Once Spain and UK (for Gibraltar area) have notified the Commission of a new law transposing the EU Timeshare Directive in their correspondent territories, all Member States have now transposed the Directive into their national law, looking to protect this tourist activity with an economic significance demonstrated by the fact that roughly 1.5 million European households are timeshare owners.
New rules provide significant protection for consumers against unwanted timeshare contracts and contracts on similar holiday products, which often bear considerable financial risks for consumers. In particular, consumer protection has been extended to additional holiday products, for instance timeshare contracts for a period under three years, timeshare-resale contracts, timeshare exchange schemes and long-term holiday products such as participation in holiday discount clubs.

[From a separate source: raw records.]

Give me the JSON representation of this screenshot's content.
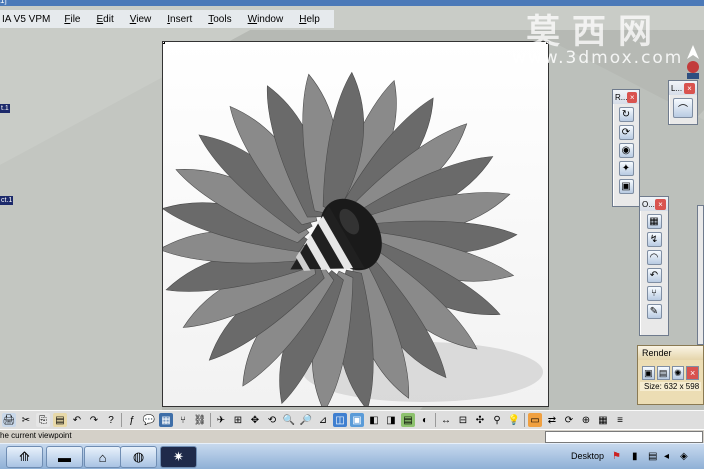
{
  "window": {
    "title_fragment": "1]",
    "app_name": "IA V5 VPM"
  },
  "menu": [
    {
      "key": "F",
      "rest": "ile"
    },
    {
      "key": "E",
      "rest": "dit"
    },
    {
      "key": "V",
      "rest": "iew"
    },
    {
      "key": "I",
      "rest": "nsert"
    },
    {
      "key": "T",
      "rest": "ools"
    },
    {
      "key": "W",
      "rest": "indow"
    },
    {
      "key": "H",
      "rest": "elp"
    }
  ],
  "tree": {
    "label1": "t.1",
    "label2": "ct.1"
  },
  "watermark": {
    "chinese": "莫西网",
    "url": "www.3dmox.com"
  },
  "toolbars": {
    "r_title": "R...",
    "l_title": "L...",
    "o_title": "O...",
    "close_glyph": "×"
  },
  "render_panel": {
    "title": "Render",
    "size_text": "Size: 632 x 598"
  },
  "status": {
    "message": "he current viewpoint"
  },
  "taskbar": {
    "desktop_label": "Desktop"
  },
  "colors": {
    "accent": "#4b79b8",
    "spec_tree_label": "#1d2a6b",
    "render_panel": "#ecddb4"
  },
  "icons": {
    "toolbar_count_hint": "many"
  }
}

There is now a uniform EU-wide 14-day cooling-off period, during which consumers may change their mind and withdraw from the contract while traders may not ask for any payments.
Under the Directive, traders must provide detailed information to consumers in good time, before the consumer is bound by any contract, including the price to be paid, a description of the product and the exact period and length of stay that the consumer is entitled to under the contract. This information should be provided in the consumer’s own language if they need it.
“The Commission’s persistence has paid off, to the benefit of European consumers” stated the EU Commissioner for Justice, Fundamental Rights and Citizenship Viviane Reding. The next step will be carrying out a thorough assessment of the overall quality and completeness of the transposition, ensuring the whole process to be applied and completed in the adequate terms.
For more information: ec.europa.eu/justice/consumer-marketing/travel/timeshare